australian aviation logo

Half of Aussies say government should back low-cost carriers

written by Jake Nelson | June 25, 2024

Jetstar, Alliance, Virgin and Bonza aircraft on the ramp at Townsville. (Image: Dave Parer)

Half of Australians believe the federal government should support low-cost airlines in the wake of Bonza’s collapse, according to new YouGov data.

In a survey of 1,500 people conducted between 31 May and 4 June, 50 per cent said government should support low-cost carriers to “enable a competitive market and to keep air travel accessible to more Australians”, with 27 per cent opposed and 23 per cent undecided.

Support was highest among Greens voters, with 57 per cent in favour, followed by Labor voters at 53 per cent, while Coalition voters recorded only 45 per cent support – though this was still a plurality in favour, with only 34 per cent of Coalition voters opposed and 21 per cent undecided.

According to YouGov, Bonza – which went into administration at the end of April after its planes were seized by lessor AIP Capital, before sacking all its staff in June – is one of around 300 Australian airlines that have gone defunct in the last century.

“Within the past five years, along with Bonza, other well-known airlines have closed their terminals, such as Tigerair, Fly Corporate and Pacific Air Express. 23 per cent of Australians have flown via one of these airlines in the past five years, 14 per cent on Tigerair alone,” YouGov said.
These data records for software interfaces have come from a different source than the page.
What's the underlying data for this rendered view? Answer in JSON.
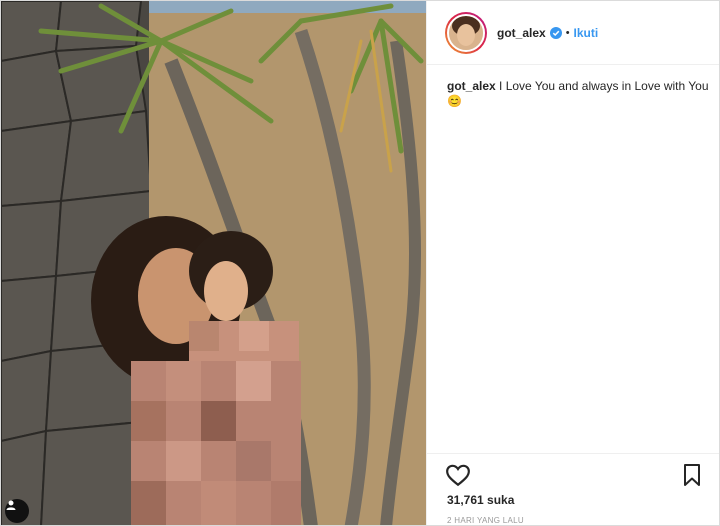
{
  "post": {
    "username": "got_alex",
    "follow_label": "Ikuti",
    "separator": "•",
    "caption_user": "got_alex",
    "caption_text": "I Love You and always in Love with You 😊",
    "likes": "31,761 suka",
    "timestamp": "2 HARI YANG LALU"
  },
  "icons": {
    "verified": "verified-badge-icon",
    "like": "heart-icon",
    "save": "bookmark-icon",
    "tag": "user-tag-icon"
  },
  "colors": {
    "follow_blue": "#3897f0",
    "verified_blue": "#3897f0",
    "text": "#262626",
    "muted": "#999999"
  }
}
“77 per cent of Australians have also stated that cost is in their top two most important factors when flying, making it clear that the population think cost-effective flights need to be here to stay. 50 per cent of Australians even ranked cost as the number one most important factor.

“After price, 18 per cent ranked reputation as top-most important. This was followed by landing and departure time, ranked top by 13 per cent, tied with the preference for an Australian airline.”

The survey’s release comes after Australian Aviation reported that Sunshine Coast Airport, Bonza’s main base, is set for a dramatic reduction in passenger numbers following the airline’s collapse.

BITRE figures released by the Department of Transport on Friday show that the airport’s passenger numbers in March hit 159,000 – 65 per cent larger than the same month in pre-pandemic 2019.

Bonza operated flights from the Sunshine Coast to Albury, Avalon, Cairns, Darwin, Launceston, Melbourne, Mackay, Mildura, Newcastle and Whitsunday Coast. Post-Bonza, the airport’s network dramatically dwindled to include only Sydney, Melbourne, Adelaide, Brisbane, and Auckland.

The March figures cover Bonza’s last full month of operation, while the data also reveals the Sunshine Coast’s passenger numbers surpassed 180,000 in January – an all-time high.

You need to be a member to post comments. Become a member today!

Leave a Comment

You don't have credit card details available. You will be redirected to update payment method page. Click OK to continue.